MILLBURN, NJ — In a time when more residents than ever before may soon need a helping hand, a new food pantry in town will look to provide some of that needed help.
The pantry, which is jointly run by the township and a group of volunteers under the administration of Millburn's Human Services Coordinator Ana Millan is an idea that has formally been in the works since at least late 2019.
Annette Romano, one of the township volunteers helping to get the new pantry running spoke with TAPinto Millburn/Short Hills about the effort, and said that the idea came in part from a prior pantry that had been in operation in Millburn.
“Years ago, when the red cross chapter existed in Millburn, I worked there," Romano said. "And we had a food pantry in the basement, and we had a nice number of families that utilized the food pantry. The Red Cross closed and so did the pantry. But the need was always there."
That was backed up by Millan, who said she sees residents in Millburn who need that extra boost to help stretch their food budget, and who fall into many different categories.
“Residents who are financially struggling often contact me with various needs," Millan said. "Anywhere from families with small children, seniors, individuals who are disabled. They contact me from time to time and often times they’re people who are just outside of the income qualifications for the SNAP program, which is basically the food stamp program.”
After the Red Cross closed their local chapter, Romano put in calls to local houses of worship, to see if they would be willing to house the facilities necessary for it. Those calls came up fruitless, and for a while, the idea of a new food pantry in town was solidly on the back burner.
Then last year, Romano, Millan and other township officials were at a senior citizen meeting, when Millan noted there were residents in Millburn looking for a pantry.
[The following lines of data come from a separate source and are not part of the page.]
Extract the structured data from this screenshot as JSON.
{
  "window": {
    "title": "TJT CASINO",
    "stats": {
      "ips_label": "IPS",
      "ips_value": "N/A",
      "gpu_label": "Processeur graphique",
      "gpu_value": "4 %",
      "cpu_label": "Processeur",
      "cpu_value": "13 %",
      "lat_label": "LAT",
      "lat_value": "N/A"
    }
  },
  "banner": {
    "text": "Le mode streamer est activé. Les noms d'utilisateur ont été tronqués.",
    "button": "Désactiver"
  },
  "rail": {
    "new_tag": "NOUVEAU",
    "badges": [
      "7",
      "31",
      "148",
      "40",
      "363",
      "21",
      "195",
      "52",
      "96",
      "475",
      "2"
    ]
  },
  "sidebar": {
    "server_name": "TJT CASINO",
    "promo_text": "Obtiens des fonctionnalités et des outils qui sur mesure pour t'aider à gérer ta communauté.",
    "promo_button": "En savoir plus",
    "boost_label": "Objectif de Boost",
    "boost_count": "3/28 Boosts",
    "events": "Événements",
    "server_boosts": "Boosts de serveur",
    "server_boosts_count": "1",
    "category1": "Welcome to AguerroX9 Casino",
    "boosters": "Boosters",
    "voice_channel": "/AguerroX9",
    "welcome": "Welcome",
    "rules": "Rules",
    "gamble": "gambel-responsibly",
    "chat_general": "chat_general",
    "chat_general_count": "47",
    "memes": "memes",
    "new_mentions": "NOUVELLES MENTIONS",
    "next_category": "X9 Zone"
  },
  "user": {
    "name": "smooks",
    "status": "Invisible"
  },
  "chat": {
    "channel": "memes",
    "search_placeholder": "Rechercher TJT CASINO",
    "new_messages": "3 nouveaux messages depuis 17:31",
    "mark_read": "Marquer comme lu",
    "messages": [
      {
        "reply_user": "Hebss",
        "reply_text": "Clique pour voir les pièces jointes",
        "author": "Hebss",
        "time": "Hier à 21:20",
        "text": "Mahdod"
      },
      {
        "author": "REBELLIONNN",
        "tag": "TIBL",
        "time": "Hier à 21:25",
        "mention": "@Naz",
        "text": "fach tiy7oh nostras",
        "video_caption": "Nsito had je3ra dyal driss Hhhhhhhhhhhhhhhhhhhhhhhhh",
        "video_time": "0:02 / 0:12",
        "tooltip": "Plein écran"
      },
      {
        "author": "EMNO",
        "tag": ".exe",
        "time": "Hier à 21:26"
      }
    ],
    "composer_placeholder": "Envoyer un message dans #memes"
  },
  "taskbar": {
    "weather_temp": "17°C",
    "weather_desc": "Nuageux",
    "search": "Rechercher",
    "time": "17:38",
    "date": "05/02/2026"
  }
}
Millan also works in Livingston, and had been overseeing the pantry there, using donations to help cover the needs in Millburn as well from time to time.
Following additional conversations with Business Administrator Alex McDonald and Committeewoman Tara Prupis, the decision was made to finalize a plan to move forward.
"Alex got back to me, probably around Thanksgiving," Romano said. "He found a space, it was cleaned out, we were going to get some shelves, and we could move forward. Fast-forward to January, February. The space was all ready, shelves were up, so we started getting some food in there.
"And then coronavirus kicked into high gear, and I saw some other local food banks, food pantries looking for food, [and] I started putting the ask out there, just to let people know in town that all these people that are asking for food donations, it’s leaving the township. Whatever donations that go through me or go through Tara [and] Town Hall are going to stay here, and they are going to be for our residents."
Romano credited McDonald, Prupis and Millan, among other township officials for playing key roles in helping to bring the pantry together.
The concept of food insecurity is not a minor thing, nor is it only unique to Millburn Township. Food insecurity is a major issue, affecting a not-insignificant portion of the population. As Romano noted, the annual Thanksgiving food drive that has gone on in Millburn Schools for decades has seen most of the food collected going back into town.
And residents have often gone for help in town, whether though organizations like Down the Block or the office of the Human Services Coordinator. As Millan noted, while the issue is not as prevalent as it is in other parts of the states, some residents in Millburn Township can also be classified as food insecure.
"I would say it's probably not as predominant as other townships, but there's still a need there," Millan said.
The pantry is simply meant to be another building block in the care of citizens in town. As the food pantry is now operational, residents can reach Millan, the Human Services Coordinator by email at firstname.lastname@example.org or by office phone at (973) 921-2836. All requests for help are confidential and are handled by her.
Additionally, residents wishing to donate food can drop their donations off at Romano's house at 15 Cypress St. in Millburm or at Green Nectar Market, located at 358 Millburn Ave., from 10:00 a.m. through 7:30 p.m., Monday through Saturday and 10:00 a.m. through 5:30 p.m. on Sunday.
"We've already started connecting residents to both food from the pantry and ShopRite gift card donations that people have generously been giving," Millan said.
At the end of her interview, Romano said that she was looking for the food pantry to be seen as something with longevity that helps the residents of the township.
"I want everyone just to continue to remember that the food pantry is here," Romano said. "It’s going to be here for a long time, and we want to continue to service our neighbors in their time of need and in the future at any time."